University Rowing Matches 1864

   

The real (?) life identity of Mr. Darcy, The real (?) life location of Thornton Lacey. The real (?) life location of Northanger Abbey and Woodston  and the extraordinary discovery of Easter Eggs (ie. hidden treasures  in the form of anagram word puzzles within Jane Austen's writings that have lain undisturbed for over 200 years) Also discovered are are a good number of  fresh  very cleverly hidden  puns ( until 2017 only 1 was known) and very recently found published  are "Easter Eggs" utilizing numbers.  I have also found (August 2022) some  close links between the family of Jane Austen and the man I think was Mr. Darcy.  Finally in early April 2021 I uncovered a quite brilliant  origin for the source of the name Pemberley     

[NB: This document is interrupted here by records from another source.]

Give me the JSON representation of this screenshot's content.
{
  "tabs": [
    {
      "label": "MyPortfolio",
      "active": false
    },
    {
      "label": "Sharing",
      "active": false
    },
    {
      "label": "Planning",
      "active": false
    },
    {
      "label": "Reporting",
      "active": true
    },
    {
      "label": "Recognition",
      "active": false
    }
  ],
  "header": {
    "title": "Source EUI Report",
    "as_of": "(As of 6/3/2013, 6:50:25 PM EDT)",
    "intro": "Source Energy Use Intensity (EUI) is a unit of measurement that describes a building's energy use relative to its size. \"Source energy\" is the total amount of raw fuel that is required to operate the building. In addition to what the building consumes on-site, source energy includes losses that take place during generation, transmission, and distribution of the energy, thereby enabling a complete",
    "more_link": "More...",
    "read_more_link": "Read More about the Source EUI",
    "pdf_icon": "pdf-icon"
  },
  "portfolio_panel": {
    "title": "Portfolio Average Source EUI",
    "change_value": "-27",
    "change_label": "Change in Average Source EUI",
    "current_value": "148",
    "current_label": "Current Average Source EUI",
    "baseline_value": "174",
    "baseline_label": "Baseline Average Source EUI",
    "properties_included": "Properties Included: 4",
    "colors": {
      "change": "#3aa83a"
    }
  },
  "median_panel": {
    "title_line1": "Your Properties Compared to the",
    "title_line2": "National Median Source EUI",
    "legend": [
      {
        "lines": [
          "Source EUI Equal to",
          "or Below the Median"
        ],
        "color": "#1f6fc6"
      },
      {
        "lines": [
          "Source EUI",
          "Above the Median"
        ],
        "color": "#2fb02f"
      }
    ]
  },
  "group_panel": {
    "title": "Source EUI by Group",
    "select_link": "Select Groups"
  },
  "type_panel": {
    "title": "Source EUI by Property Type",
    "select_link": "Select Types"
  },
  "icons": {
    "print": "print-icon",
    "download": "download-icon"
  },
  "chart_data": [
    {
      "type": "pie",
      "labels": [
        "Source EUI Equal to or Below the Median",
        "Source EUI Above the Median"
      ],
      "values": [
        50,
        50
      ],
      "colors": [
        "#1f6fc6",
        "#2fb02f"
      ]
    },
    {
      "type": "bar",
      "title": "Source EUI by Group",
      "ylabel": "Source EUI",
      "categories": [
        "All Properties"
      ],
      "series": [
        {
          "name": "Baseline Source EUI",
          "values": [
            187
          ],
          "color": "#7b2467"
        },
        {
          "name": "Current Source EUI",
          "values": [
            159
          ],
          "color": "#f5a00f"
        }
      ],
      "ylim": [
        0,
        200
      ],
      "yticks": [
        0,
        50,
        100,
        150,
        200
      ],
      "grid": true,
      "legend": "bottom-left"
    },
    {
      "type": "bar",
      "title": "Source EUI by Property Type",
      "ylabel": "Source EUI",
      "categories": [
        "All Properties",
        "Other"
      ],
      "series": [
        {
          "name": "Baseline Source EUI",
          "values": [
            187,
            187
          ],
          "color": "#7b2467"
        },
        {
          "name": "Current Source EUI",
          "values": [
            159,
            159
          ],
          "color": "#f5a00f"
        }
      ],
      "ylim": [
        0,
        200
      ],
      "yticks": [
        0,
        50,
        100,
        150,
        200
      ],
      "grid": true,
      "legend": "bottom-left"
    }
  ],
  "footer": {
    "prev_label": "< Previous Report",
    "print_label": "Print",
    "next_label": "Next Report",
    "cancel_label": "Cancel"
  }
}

Perhaps I should not say so myself but I think that what I have found is absolutely extraordinary.   

 

Click here for more

The Unknown Jane Austen             Hidden In Plain Sight 
Some Extraordinary Secrets

20210508_143644.jpg Robert Cary Elwes  "The Real Mr. Darcy?"

Is this portrait  (current whereabouts unknown) painted 1790 by Ludwig Gruttenbrun in Paris a portrait of the man who was "The Real Mr.  Darcy "
Painted when the sitter was 18/19 years old.


Does he look like a man who 5 or 6 years later could  be described as haughty, reserved, fastidious with manners well bred but not inviting.
This is how Jane Austen describes Mr. Darcy towards the end of Book 1 Chapter 4

Rembrandt?
A unique, recently discovered etching

Rembrandt. A newly discovered origal etching?

This image is a unique etching with drypoint  and dated 1653 .The image here has been enlarged in order to see the true creative complexity of this etching further enlargement is necessary. Its actual size is 160mm by 130mm.

I have spent time without success attempting to find another example.   The closest I have come is an image of the same man by another etcher G.F.Schmidt  entitled The Bartige Orientale  The Bearded Oriental.  No expert that I have so far consulted has seen another example of my etching.   I believe with good reason therefore this etching to be unique.    If anyone knows of another example, (not a reproduction), of this actual etching I would like to know because I am pretty sure there isn't one.

Below is a much enlarged image.  Within the image is an enlarged section of the man's left eye 

Far superior images of the print shown in small sections that can be magnified to see the fineness in detail are to be found on the Rembrandt Etching page

Newly discovered Rembrandt Etching  Magnified Image
The Left eye above enlarged

Lord Byron / John Martin
40 Virtually Unknown Coloured Aquatints

Vision of Judgement Lord byron/John Martin published Pyall and stroudDSC_0029_3_edited.jpg
inset to Vision of Judgement Pyall and Stroud20211128_101331.jpg

An example of one of the 40 delicately coloured unsigned aquatints published by Pyall and Stroud 16 Russell Street Covent Garden size 110mm by 8omm.  Created to illustrate the works of Lord Byron.  Although unsigned, to those who know the work of John Martin, visionary artist, these 40 aquatints  have all the iconographic  hallmarks one expects to see in Martin's work.
For a more complete appreciation it is useful to read the verse  that accompanies each illustration. 

In the bound volume of 40 aquatints is a slightly different example.  Firstly  It has been published "for the proprietor by T. Gillard " rather than by Pyall and Stroud.  Secondly in the top right hand corner of this example is the number 50. Clearly an intention to produce a set of 5o aquatints revised for some reason to 40.  This number has been erased in the Gillard example.  Thirdly are subtle differences in colouring most noticeably in the dome and arches close beside , but elsewhere  if one looks carefully. 

N.B.  The image has been photographically cropped to just outside the plate mark.